A squadron under Colonel Munford and three companies under my own command were stationed in central positions, so as to operate as might be deemed necessary. Lieutenant-Colonel Munford acted during the retreat with Colonel Bacon's regiment, and the companies under my own command with Colonel Cash's regiment.
The only loss sustained by the cavalry during the retreat was of Privates William Mallow and John Mays, of the company under Captain Pitzer, who were on picket duty on a very advanced post, and are supposed to have been taken prisoners by the enemy. The retreat was conducted in perfect order and to my entire satisfaction, bringing off everything, with the exception of the articles left by Captain Ball. At Centreville a halt of several hours was made, when Captains Payne and Powell were ordered with their companies to watch the movements of the enemy. Two strong pickets, under command of Lieutenants Halsey and Brocker, were also sent on the roads occupied by the enemy. A detail of five men was also made to go, during the night of the 17th instant, with Colonel Lipscomb to reconnoiter on the cross-roads leading into the Braddock road.
While making the reconnaissance this party was fired into by a scouting party of the enemy, and Private William Walton's horse shot under him, in consequence of which he was forced to leave him with all his equipage. The party returned without further accident, and my command left Centreville at midnight for Mitchell's Ford, on Bull Run, and took a position immediately in rear of General Bonham's headquarters.
On the 18th instant the cavalry under my command were under fire from the enemy's cannon for two hours, and were then ordered to occupy the position between the brigades of Generals Cocke and bonham. After the firing had ceased I was ordered, with my command, to examine all of the fords on Bull Run and to scout the country. We continued to watch the fords until the morning of the 21st instant.

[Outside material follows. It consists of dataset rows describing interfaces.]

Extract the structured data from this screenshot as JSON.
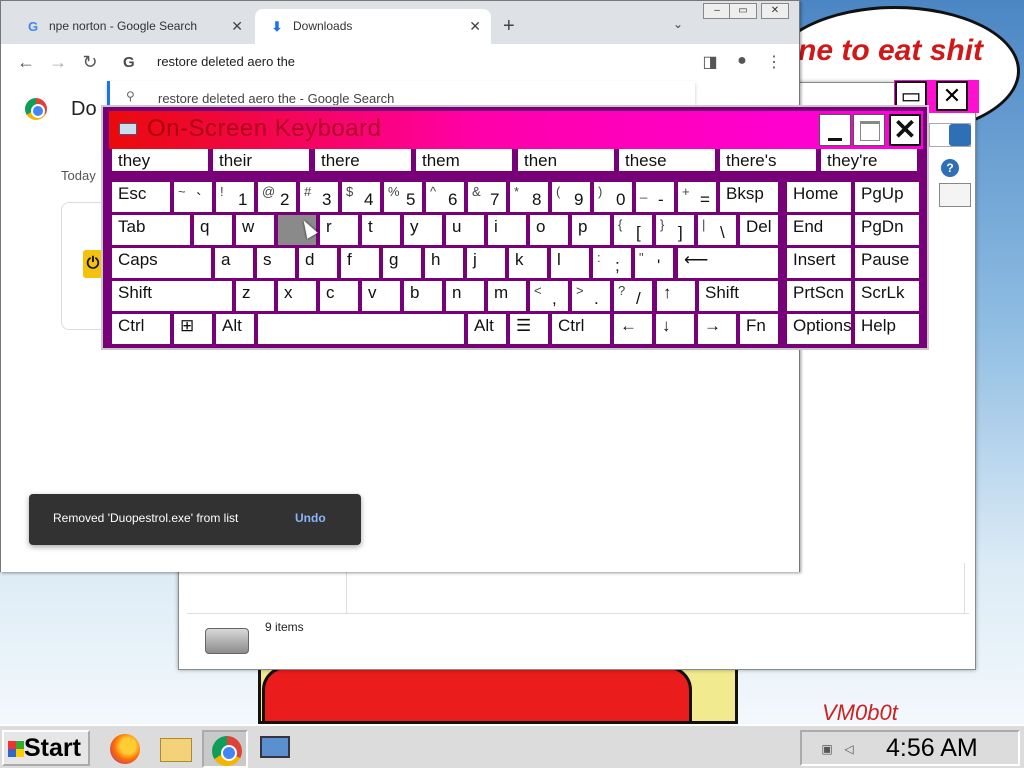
{
  "desktop": {
    "bubble_text": "ne to eat shit",
    "watermark": "VM0b0t"
  },
  "explorer": {
    "status_text": "9 items"
  },
  "chrome": {
    "tabs": [
      {
        "label": "npe norton - Google Search",
        "icon": "G"
      },
      {
        "label": "Downloads",
        "icon": "⬇"
      }
    ],
    "omnibox": {
      "value": "restore deleted aero the",
      "suggestion": "restore deleted aero the - Google Search"
    },
    "page_title": "Do",
    "today_label": "Today",
    "snackbar": {
      "text": "Removed 'Duopestrol.exe' from list",
      "action": "Undo"
    }
  },
  "osk": {
    "title": "On-Screen Keyboard",
    "predictions": [
      "they",
      "their",
      "there",
      "them",
      "then",
      "these",
      "there's",
      "they're"
    ],
    "rows": {
      "r1": [
        {
          "s": "",
          "m": "Esc"
        },
        {
          "s": "~",
          "m": "`"
        },
        {
          "s": "!",
          "m": "1"
        },
        {
          "s": "@",
          "m": "2"
        },
        {
          "s": "#",
          "m": "3"
        },
        {
          "s": "$",
          "m": "4"
        },
        {
          "s": "%",
          "m": "5"
        },
        {
          "s": "^",
          "m": "6"
        },
        {
          "s": "&",
          "m": "7"
        },
        {
          "s": "*",
          "m": "8"
        },
        {
          "s": "(",
          "m": "9"
        },
        {
          "s": ")",
          "m": "0"
        },
        {
          "s": "_",
          "m": "-"
        },
        {
          "s": "+",
          "m": "="
        },
        {
          "s": "",
          "m": "Bksp"
        },
        {
          "s": "",
          "m": "Home"
        },
        {
          "s": "",
          "m": "PgUp"
        }
      ],
      "r2": [
        {
          "s": "",
          "m": "Tab"
        },
        {
          "s": "",
          "m": "q"
        },
        {
          "s": "",
          "m": "w"
        },
        {
          "s": "",
          "m": ""
        },
        {
          "s": "",
          "m": "r"
        },
        {
          "s": "",
          "m": "t"
        },
        {
          "s": "",
          "m": "y"
        },
        {
          "s": "",
          "m": "u"
        },
        {
          "s": "",
          "m": "i"
        },
        {
          "s": "",
          "m": "o"
        },
        {
          "s": "",
          "m": "p"
        },
        {
          "s": "{",
          "m": "["
        },
        {
          "s": "}",
          "m": "]"
        },
        {
          "s": "|",
          "m": "\\"
        },
        {
          "s": "",
          "m": "Del"
        },
        {
          "s": "",
          "m": "End"
        },
        {
          "s": "",
          "m": "PgDn"
        }
      ],
      "r3": [
        {
          "s": "",
          "m": "Caps"
        },
        {
          "s": "",
          "m": "a"
        },
        {
          "s": "",
          "m": "s"
        },
        {
          "s": "",
          "m": "d"
        },
        {
          "s": "",
          "m": "f"
        },
        {
          "s": "",
          "m": "g"
        },
        {
          "s": "",
          "m": "h"
        },
        {
          "s": "",
          "m": "j"
        },
        {
          "s": "",
          "m": "k"
        },
        {
          "s": "",
          "m": "l"
        },
        {
          "s": ":",
          "m": ";"
        },
        {
          "s": "\"",
          "m": "'"
        },
        {
          "s": "",
          "m": "⟵"
        },
        {
          "s": "",
          "m": "Insert"
        },
        {
          "s": "",
          "m": "Pause"
        }
      ],
      "r4": [
        {
          "s": "",
          "m": "Shift"
        },
        {
          "s": "",
          "m": "z"
        },
        {
          "s": "",
          "m": "x"
        },
        {
          "s": "",
          "m": "c"
        },
        {
          "s": "",
          "m": "v"
        },
        {
          "s": "",
          "m": "b"
        },
        {
          "s": "",
          "m": "n"
        },
        {
          "s": "",
          "m": "m"
        },
        {
          "s": "<",
          "m": ","
        },
        {
          "s": ">",
          "m": "."
        },
        {
          "s": "?",
          "m": "/"
        },
        {
          "s": "",
          "m": "↑"
        },
        {
          "s": "",
          "m": "Shift"
        },
        {
          "s": "",
          "m": "PrtScn"
        },
        {
          "s": "",
          "m": "ScrLk"
        }
      ],
      "r5": [
        {
          "s": "",
          "m": "Ctrl"
        },
        {
          "s": "",
          "m": "⊞"
        },
        {
          "s": "",
          "m": "Alt"
        },
        {
          "s": "",
          "m": ""
        },
        {
          "s": "",
          "m": "Alt"
        },
        {
          "s": "",
          "m": "☰"
        },
        {
          "s": "",
          "m": "Ctrl"
        },
        {
          "s": "",
          "m": "←"
        },
        {
          "s": "",
          "m": "↓"
        },
        {
          "s": "",
          "m": "→"
        },
        {
          "s": "",
          "m": "Fn"
        },
        {
          "s": "",
          "m": "Options"
        },
        {
          "s": "",
          "m": "Help"
        }
      ]
    },
    "pressed_key": "e"
  },
  "taskbar": {
    "start_label": "Start",
    "clock": "4:56 AM"
  }
}
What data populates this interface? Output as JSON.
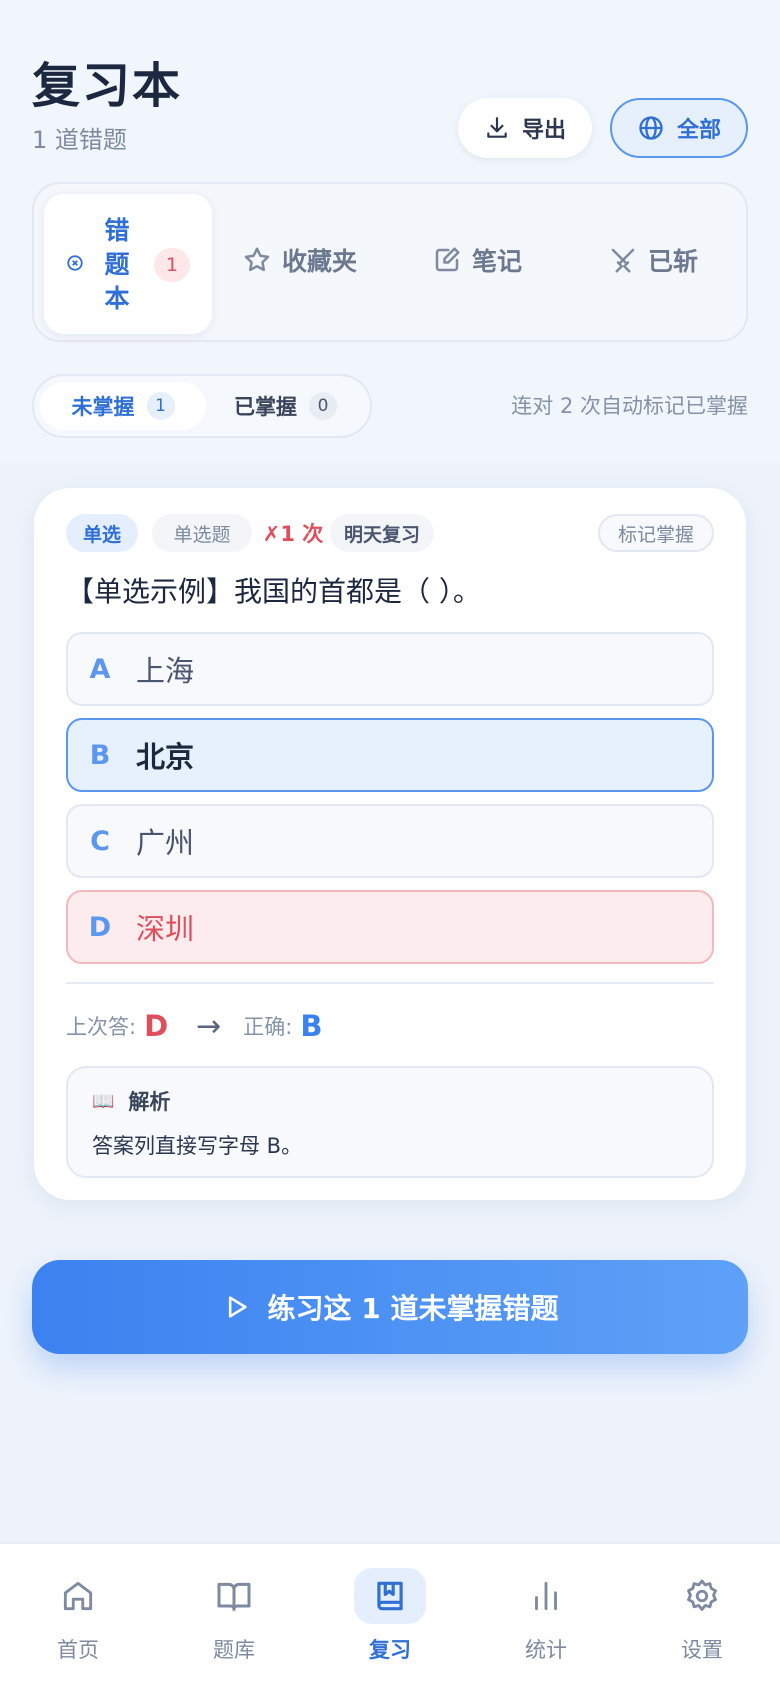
{
  "header": {
    "title": "复习本",
    "subtitle": "1 道错题",
    "export_label": "导出",
    "filter_label": "全部"
  },
  "tabs": [
    {
      "label": "错题本",
      "badge": "1",
      "active": true
    },
    {
      "label": "收藏夹"
    },
    {
      "label": "笔记"
    },
    {
      "label": "已斩"
    }
  ],
  "mastery_filter": {
    "unmastered_label": "未掌握",
    "unmastered_count": "1",
    "mastered_label": "已掌握",
    "mastered_count": "0",
    "hint": "连对 2 次自动标记已掌握"
  },
  "question": {
    "type_tag": "单选",
    "sub_tag": "单选题",
    "wrong_count": "✗1 次",
    "review_tag": "明天复习",
    "mark_label": "标记掌握",
    "text": "【单选示例】我国的首都是（ ）。",
    "options": [
      {
        "letter": "A",
        "text": "上海",
        "state": "normal"
      },
      {
        "letter": "B",
        "text": "北京",
        "state": "correct"
      },
      {
        "letter": "C",
        "text": "广州",
        "state": "normal"
      },
      {
        "letter": "D",
        "text": "深圳",
        "state": "wrong"
      }
    ],
    "last_answer_label": "上次答:",
    "last_answer": "D",
    "arrow": "→",
    "correct_label": "正确:",
    "correct_answer": "B",
    "analysis_icon": "📖",
    "analysis_title": "解析",
    "analysis_text": "答案列直接写字母 B。"
  },
  "practice_button": "练习这 1 道未掌握错题",
  "bottom_nav": [
    {
      "label": "首页",
      "icon": "home-icon"
    },
    {
      "label": "题库",
      "icon": "book-open-icon"
    },
    {
      "label": "复习",
      "icon": "bookmark-book-icon",
      "active": true
    },
    {
      "label": "统计",
      "icon": "bar-chart-icon"
    },
    {
      "label": "设置",
      "icon": "gear-icon"
    }
  ],
  "colors": {
    "accent": "#2f6fd6",
    "accent_light": "#5b97ee",
    "error": "#e04e5c",
    "background": "#eef3fb"
  }
}
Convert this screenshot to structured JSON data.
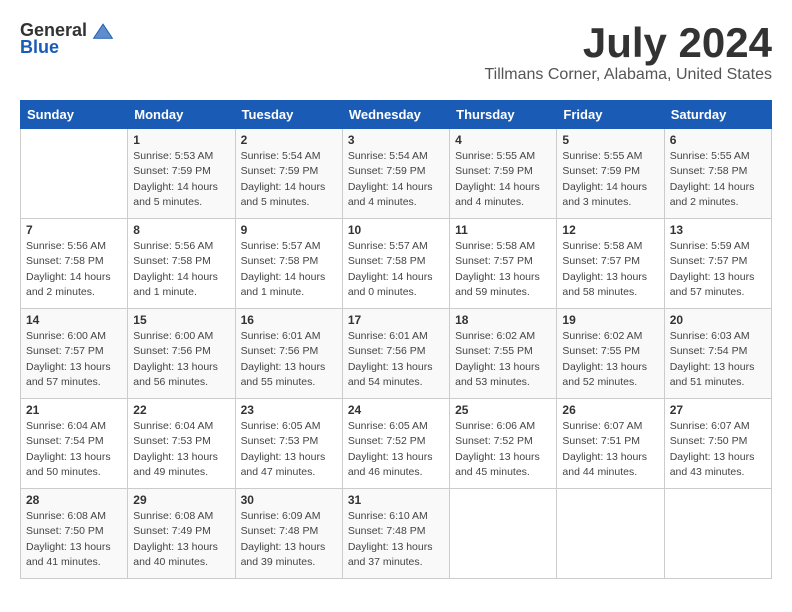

I am, very respectfully, your obedient servant,
R. C. W. RADFORD,
Colonel Virginia Volunteers, Commanding Cavalry, First Brigade.
Asst. Adjt. General, First Brigade, Army of the Potomac.
Numbers 73. Report of Captain Del. Kemper, Alexandria Light Artillery, of retreat from Fairfax Court-House and skirmish at Mitchell's Ford.
ARTILLERY QUARTERS ADVANCED FORCE,
FIRST Brigadier, FIRST CORPS, ARMY OF THE POTOMAC,
Vienna, July 25, 1861.
GENERAL: On the morning of Wednesday, the 17th instant, while in camp at Fairfax Court-House, about 7 a.m. I received information from you of the approach of the enemy, and a reiteration of orders previously given in regard to the disposition of my guns. Two were